A few factors that can cause the rapid decrease in pressure are:

  • long or deep dives
  • heavy exercises at depth
  • cold water
  • rapid ascent from depth

Several individual factors may also lead to decompression sickness such as:

However, research into the above factors is not conclusive and further studies are necessary.

The primary treatment option for decompression sickness is the administration of 100% pure oxygen. Scientists recommend this initial treatment until a person with decompression sickness can have hyperbaric oxygen therapy.

There are also other treatments for decompression sickness.

Rehydration

A healthcare professional may administer isotonic glucose-free intravenous fluid to treat decompression sickness since dehydration is common among divers. They may also administer oral rehydration fluids can if the diver is conscious.

Hyperbaric oxygen therapy

Hyperbaric oxygen therapy, or recompression therapy, is a treatment approach where people go into a hyperbaric chamber filled with 100% pure oxygen.

The air pressure in the chamber is higher than the normal air pressure. This helps a person’s lungs collect greater amounts of oxygen.

In-water recompression

This therapy is an alternative to hyperbaric oxygen therapy. It may be suitable for remote locations where a nearby hyperbaric chamber is unavailable or people cannot access quick transport to travel to nearby chambers.

People carrying out in-water recompression take the diver underwater again. This causes the gas bubbles in the diver’s body to return to solution, which reduces symptoms and allows for slow decompression.

However, experts advise that this technique can worsen the condition and generally recommend that people with decompression sickness receive first aid on the surface, not underwater.

If a person is experiencing symptoms of decompression sickness, someone should immediately contact their nearest emergency services by calling 911.

After contacting their nearest emergency services, they can also contact Divers Alert Network (DAN) which provides a 24-hour emergency consultation and assistance. The number to contact DAN is 919-684-9111.

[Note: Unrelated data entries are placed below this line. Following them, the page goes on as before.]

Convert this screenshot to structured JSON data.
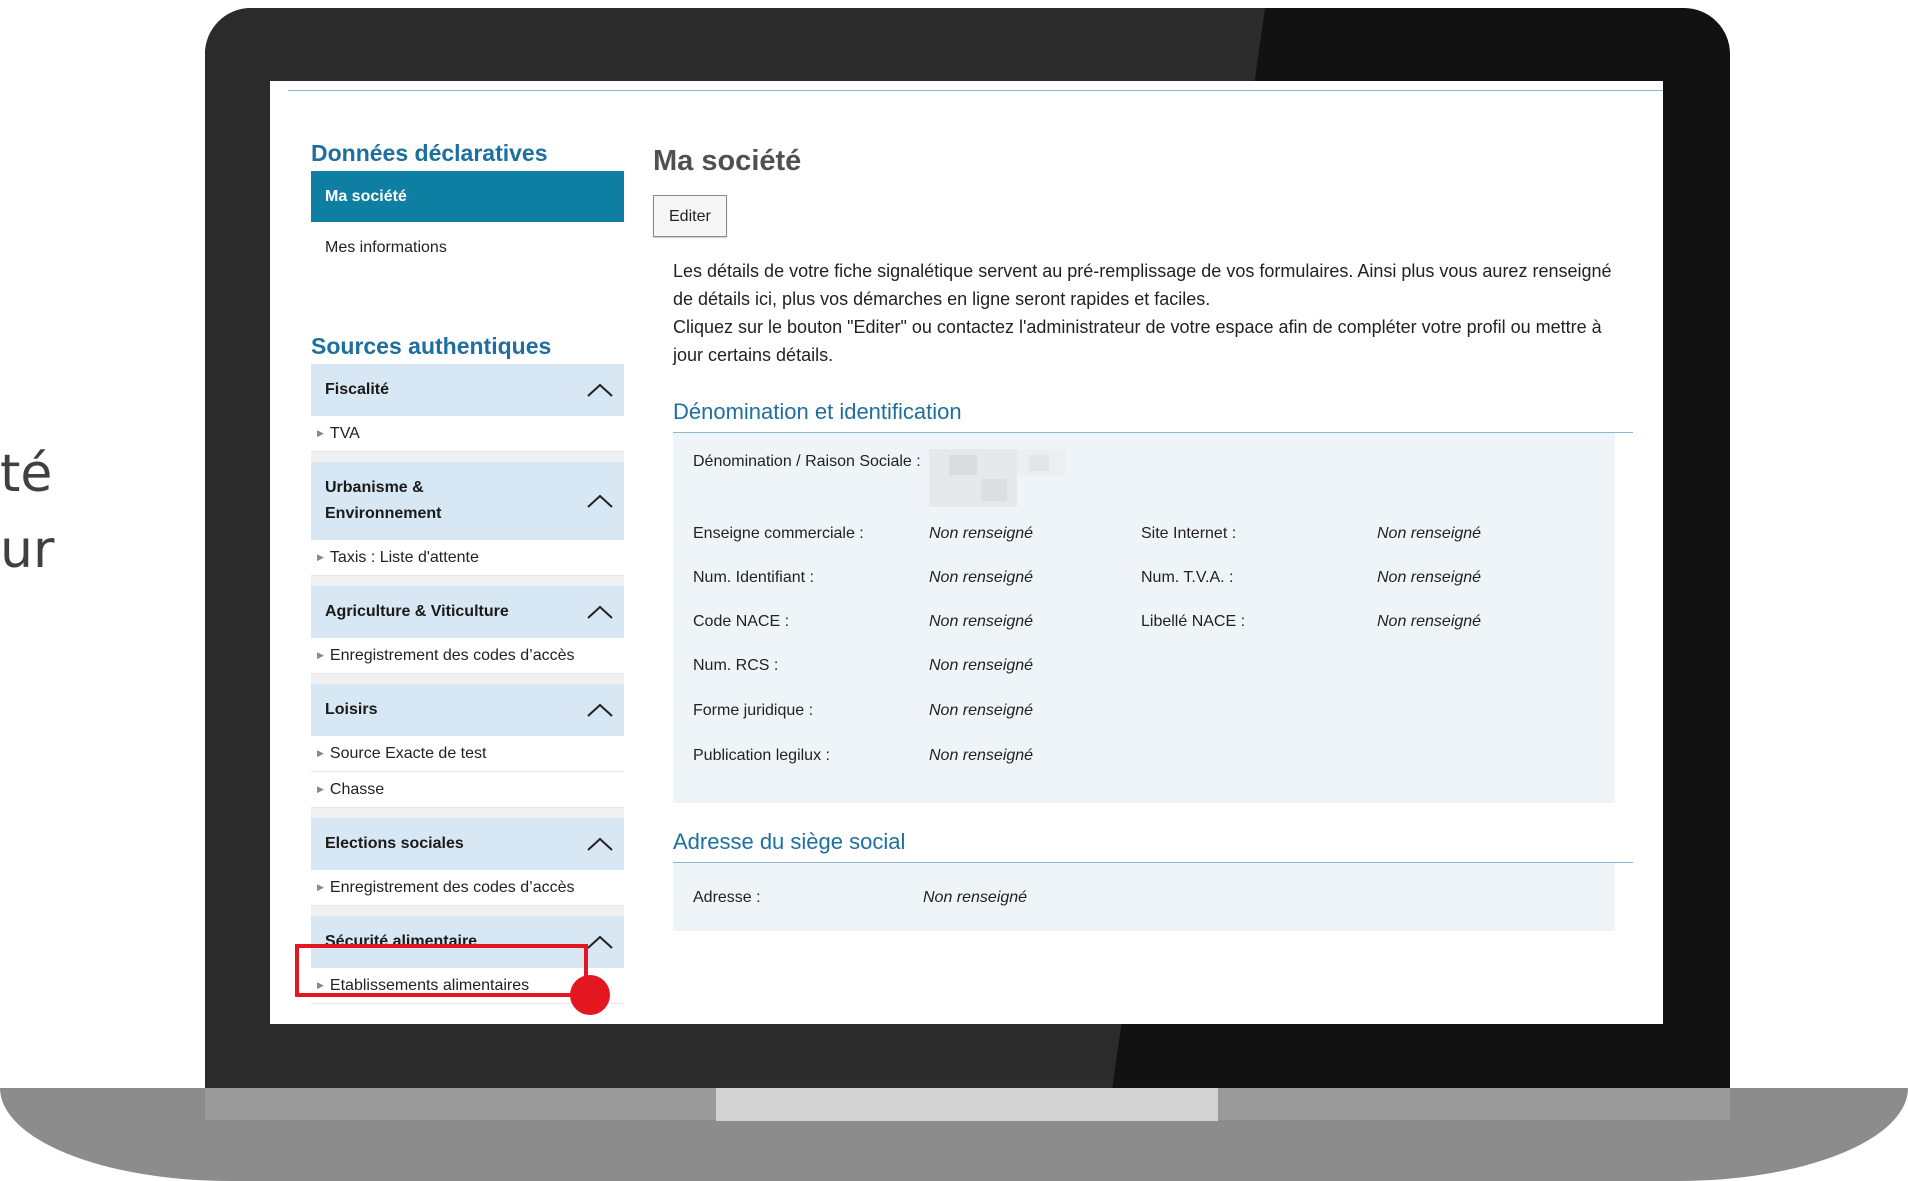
{
  "edge_text": {
    "line1": "té",
    "line2": "ur"
  },
  "sidebar": {
    "section1_title": "Données déclaratives",
    "items": [
      {
        "label": "Ma société",
        "active": true
      },
      {
        "label": "Mes informations",
        "active": false
      }
    ],
    "section2_title": "Sources authentiques",
    "categories": [
      {
        "label": "Fiscalité",
        "subs": [
          "TVA"
        ]
      },
      {
        "label": "Urbanisme & Environnement",
        "subs": [
          "Taxis : Liste d'attente"
        ]
      },
      {
        "label": "Agriculture & Viticulture",
        "subs": [
          "Enregistrement des codes d’accès"
        ]
      },
      {
        "label": "Loisirs",
        "subs": [
          "Source Exacte de test",
          "Chasse"
        ]
      },
      {
        "label": "Elections sociales",
        "subs": [
          "Enregistrement des codes d’accès"
        ]
      },
      {
        "label": "Sécurité alimentaire",
        "subs": [
          "Etablissements alimentaires"
        ]
      }
    ]
  },
  "main": {
    "title": "Ma société",
    "edit_label": "Editer",
    "intro_p1": "Les détails de votre fiche signalétique servent au pré-remplissage de vos formulaires. Ainsi plus vous aurez renseigné de détails ici, plus vos démarches en ligne seront rapides et faciles.",
    "intro_p2": "Cliquez sur le bouton \"Editer\" ou contactez l'administrateur de votre espace afin de compléter votre profil ou mettre à jour certains détails.",
    "identification": {
      "title": "Dénomination et identification",
      "denomination_label": "Dénomination / Raison Sociale :",
      "rows": [
        {
          "label": "Enseigne commerciale :",
          "value": "Non renseigné",
          "label2": "Site Internet :",
          "value2": "Non renseigné"
        },
        {
          "label": "Num. Identifiant :",
          "value": "Non renseigné",
          "label2": "Num. T.V.A. :",
          "value2": "Non renseigné"
        },
        {
          "label": "Code NACE :",
          "value": "Non renseigné",
          "label2": "Libellé NACE :",
          "value2": "Non renseigné"
        },
        {
          "label": "Num. RCS :",
          "value": "Non renseigné"
        },
        {
          "label": "Forme juridique :",
          "value": "Non renseigné"
        },
        {
          "label": "Publication legilux :",
          "value": "Non renseigné"
        }
      ]
    },
    "address": {
      "title": "Adresse du siège social",
      "label": "Adresse :",
      "value": "Non renseigné"
    }
  },
  "colors": {
    "accent": "#0e7fa3",
    "heading_blue": "#1e6fa0",
    "category_bg": "#d7e7f3",
    "panel_bg": "#eef4f8",
    "highlight_red": "#e4161f"
  },
  "icons": {
    "category_toggle": "chevron-up-icon",
    "sub_bullet": "triangle-right-icon"
  }
}
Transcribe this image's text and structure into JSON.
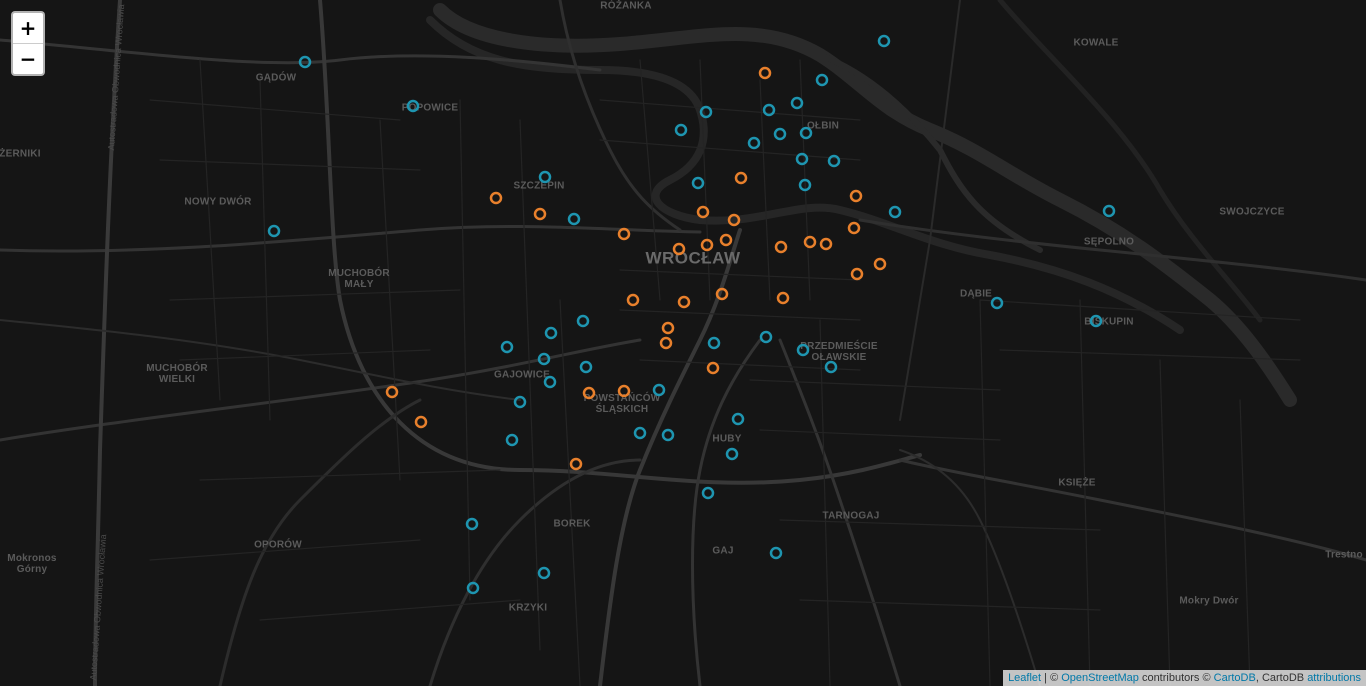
{
  "zoom": {
    "in_label": "+",
    "out_label": "−"
  },
  "place_labels": [
    "RÓŻANKA",
    "KOWALE",
    "GĄDÓW",
    "POPOWICE",
    "OŁBIN",
    "ŻERNIKI",
    "SZCZEPIN",
    "NOWY DWÓR",
    "SWOJCZYCE",
    "WROCŁAW",
    "SĘPOLNO",
    "MUCHOBÓR\nMAŁY",
    "DĄBIE",
    "BISKUPIN",
    "PRZEDMIEŚCIE\nOŁAWSKIE",
    "MUCHOBÓR\nWIELKI",
    "GAJOWICE",
    "POWSTAŃCÓW\nŚLĄSKICH",
    "HUBY",
    "KSIĘŻE",
    "TARNOGAJ",
    "BOREK",
    "OPORÓW",
    "GAJ",
    "Mokronos\nGórny",
    "Trestno",
    "KRZYKI",
    "Mokry Dwór"
  ],
  "road_labels": [
    "Autostradowa Obwodnica Wrocławia",
    "Autostradowa Obwodnica Wrocławia"
  ],
  "marker_colors": {
    "orange": "#e8802c",
    "blue": "#1e95b0"
  },
  "attribution": {
    "leaflet": "Leaflet",
    "sep1": " | © ",
    "osm": "OpenStreetMap",
    "contributors": " contributors © ",
    "cartodb": "CartoDB",
    "cartodb_suffix": ", CartoDB ",
    "attributions": "attributions"
  }
}
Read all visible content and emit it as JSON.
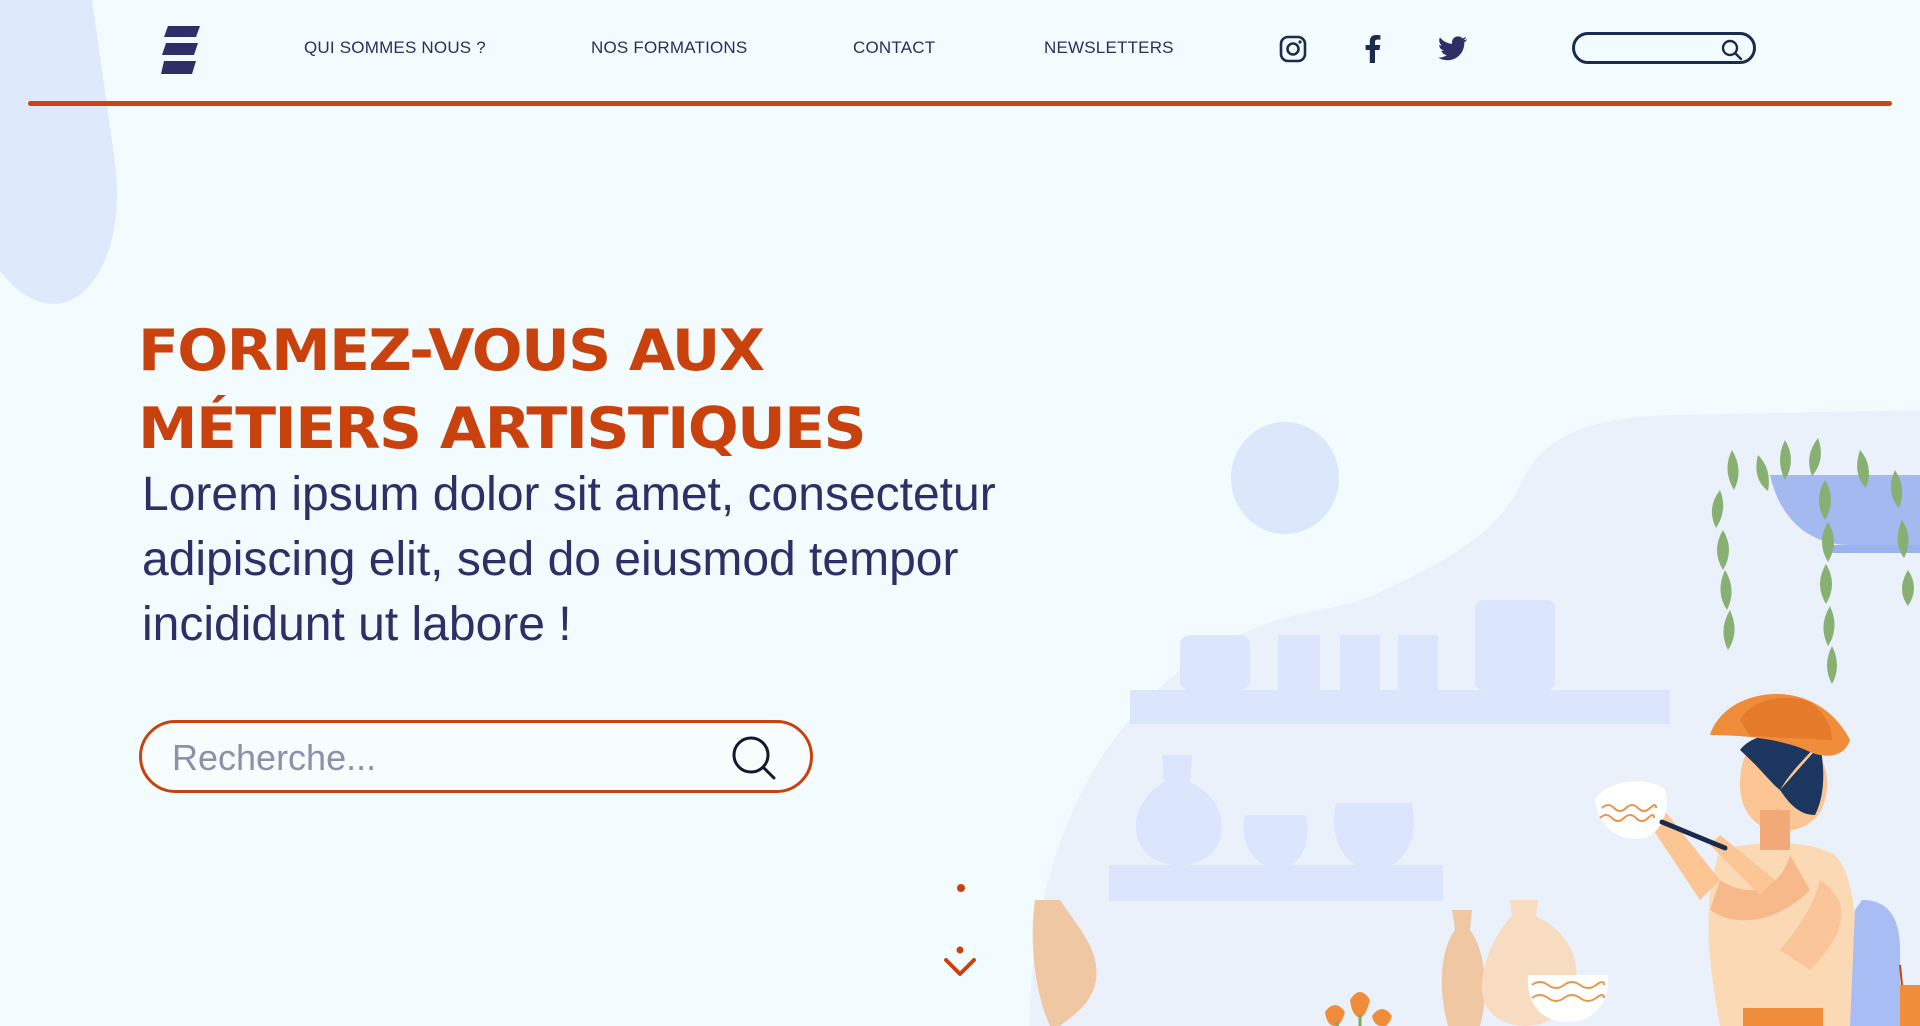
{
  "nav": {
    "items": [
      {
        "label": "QUI SOMMES NOUS ?"
      },
      {
        "label": "NOS FORMATIONS"
      },
      {
        "label": "CONTACT"
      },
      {
        "label": "NEWSLETTERS"
      }
    ],
    "social": [
      "instagram-icon",
      "facebook-icon",
      "twitter-icon"
    ],
    "search": {
      "value": "",
      "placeholder": ""
    }
  },
  "hero": {
    "title_line1": "FORMEZ-VOUS AUX",
    "title_line2": "MÉTIERS ARTISTIQUES",
    "text": "Lorem ipsum dolor sit amet, consectetur adipiscing elit, sed do eiusmod tempor incididunt ut labore !",
    "search": {
      "value": "",
      "placeholder": "Recherche..."
    }
  },
  "colors": {
    "accent": "#c9420e",
    "navy": "#2d2f66",
    "background": "#f2fbfd",
    "soft_blue": "#dbe7fb"
  }
}
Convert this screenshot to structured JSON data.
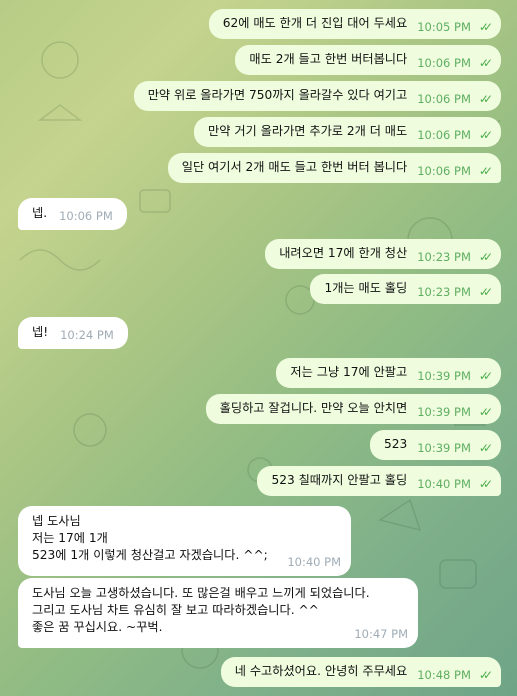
{
  "messages": [
    {
      "text": "62에 매도 한개 더 진입 대어 두세요",
      "time": "10:05 PM"
    },
    {
      "text": "매도 2개 들고 한번 버터봅니다",
      "time": "10:06 PM"
    },
    {
      "text": "만약 위로 올라가면 750까지 올라갈수 있다 여기고",
      "time": "10:06 PM"
    },
    {
      "text": "만약 거기 올라가면 추가로 2개 더 매도",
      "time": "10:06 PM"
    },
    {
      "text": "일단 여기서 2개 매도 들고 한번 버터 봅니다",
      "time": "10:06 PM"
    },
    {
      "text": "넵.",
      "time": "10:06 PM"
    },
    {
      "text": "내려오면 17에 한개 청산",
      "time": "10:23 PM"
    },
    {
      "text": "1개는 매도 홀딩",
      "time": "10:23 PM"
    },
    {
      "text": "넵!",
      "time": "10:24 PM"
    },
    {
      "text": "저는 그냥 17에 안팔고",
      "time": "10:39 PM"
    },
    {
      "text": "홀딩하고 잘겁니다. 만약 오늘 안치면",
      "time": "10:39 PM"
    },
    {
      "text": "523",
      "time": "10:39 PM"
    },
    {
      "text": "523 칠때까지 안팔고 홀딩",
      "time": "10:40 PM"
    },
    {
      "lines": [
        "넵 도사님",
        "저는 17에 1개",
        "523에 1개 이렇게 청산걸고 자겠습니다. ^^;"
      ],
      "time": "10:40 PM"
    },
    {
      "lines": [
        "도사님 오늘 고생하셨습니다. 또 많은걸 배우고 느끼게 되었습니다.",
        "그리고 도사님 차트 유심히 잘 보고 따라하겠습니다. ^^",
        "좋은 꿈 꾸십시요. ~꾸벅."
      ],
      "time": "10:47 PM"
    },
    {
      "text": "네 수고하셨어요.  안녕히 주무세요",
      "time": "10:48 PM"
    }
  ],
  "icons": {
    "read_receipt": "double-check-icon"
  },
  "colors": {
    "outgoing_bubble": "#effdde",
    "incoming_bubble": "#ffffff",
    "check": "#4fae4e"
  }
}
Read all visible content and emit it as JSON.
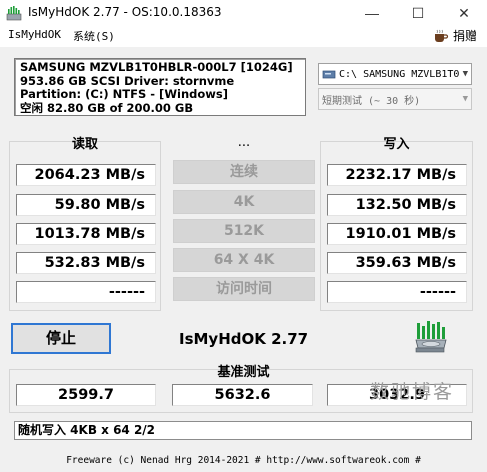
{
  "window": {
    "title": "IsMyHdOK 2.77 - OS:10.0.18363",
    "minimize_glyph": "—",
    "maximize_glyph": "☐",
    "close_glyph": "✕"
  },
  "menu": {
    "items": [
      "IsMyHdOK",
      "系统(S)"
    ],
    "donate_label": "捐赠",
    "donate_icon": "coffee-cup-icon"
  },
  "drive_info": {
    "line1": "SAMSUNG MZVLB1T0HBLR-000L7 [1024G]",
    "line2": "953.86 GB  SCSI Driver: stornvme",
    "line3": "Partition: (C:) NTFS - [Windows]",
    "line4": "空闲 82.80 GB of 200.00 GB"
  },
  "drive_select": {
    "value": "C:\\ SAMSUNG MZVLB1T0"
  },
  "mode_select": {
    "value": "短期测试 (~ 30 秒)"
  },
  "columns": {
    "read": "读取",
    "middle": "...",
    "write": "写入"
  },
  "tests": [
    {
      "label": "连续",
      "read": "2064.23 MB/s",
      "write": "2232.17 MB/s"
    },
    {
      "label": "4K",
      "read": "59.80 MB/s",
      "write": "132.50 MB/s"
    },
    {
      "label": "512K",
      "read": "1013.78 MB/s",
      "write": "1910.01 MB/s"
    },
    {
      "label": "64 X 4K",
      "read": "532.83 MB/s",
      "write": "359.63 MB/s"
    },
    {
      "label": "访问时间",
      "read": "------",
      "write": "------"
    }
  ],
  "controls": {
    "stop_label": "停止",
    "app_name": "IsMyHdOK 2.77"
  },
  "benchmark": {
    "title": "基准测试",
    "read_score": "2599.7",
    "total_score": "5632.6",
    "write_score": "3032.9"
  },
  "status": {
    "text": "随机写入 4KB x 64 2/2"
  },
  "footer": {
    "text": "Freeware (c) Nenad Hrg 2014-2021 # http://www.softwareok.com   #"
  },
  "watermark": {
    "text": "数驰博客"
  },
  "colors": {
    "focus_border": "#2f77d3",
    "disabled_button": "#d6d6d6",
    "hdd_icon_green": "#1f9e3a"
  }
}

Some ways to prevent the development of decompression sickness include:

  • avoiding flying within 24 hours of the last dive
  • breathing oxygen at depth
  • developing a conservative dive table that determines a safe time and depth for divers
  • limiting the ascent rate to about 10 meters per minute
  • avoiding back-to-back diving
  • drinking plenty of water before diving

Moreover, people previously diagnosed with decompression sickness should consult with their doctors before returning to diving.

Below are some of the most common questions about decompression sickness.

Can someone survive decompression sickness?

Decompression sickness is different in each case. Some people develop a mild illness while some develop a serious illness.

Early diagnosis and treatment can provide a better chance of full recovery. However, if neglected it may lead to coma and death.

What causes decompression sickness?

Decompression sickness occurs due to a rapid decrease in the pressure surrounding the body after exposure to high pressure.

This, in turn, causes dissolved gases, such as nitrogen, to come out of solution and form bubbles. These bubbles can enter a person’s bloodstream and tissues and cause serious damage to the body.

How long does it take to get the bends?

The development of symptoms of decompression sickness usually takes a few minutes up to 24-48 hours after surfacing. In about 98% of cases, it develops within 24 hours.

Decompression sickness is a condition where bubbles form in a person’s blood and tissues due to a rapid decrease in surrounding pressure. These bubbles can cause joint pain along with severe cardiopulmonary and neurological symptoms.

People experiencing symptoms of decompression sickness should immediately contact emergency services and DAN for appropriate medical assistance.

Divers can also follow a range of safety measures to prevent the development of decompression sickness.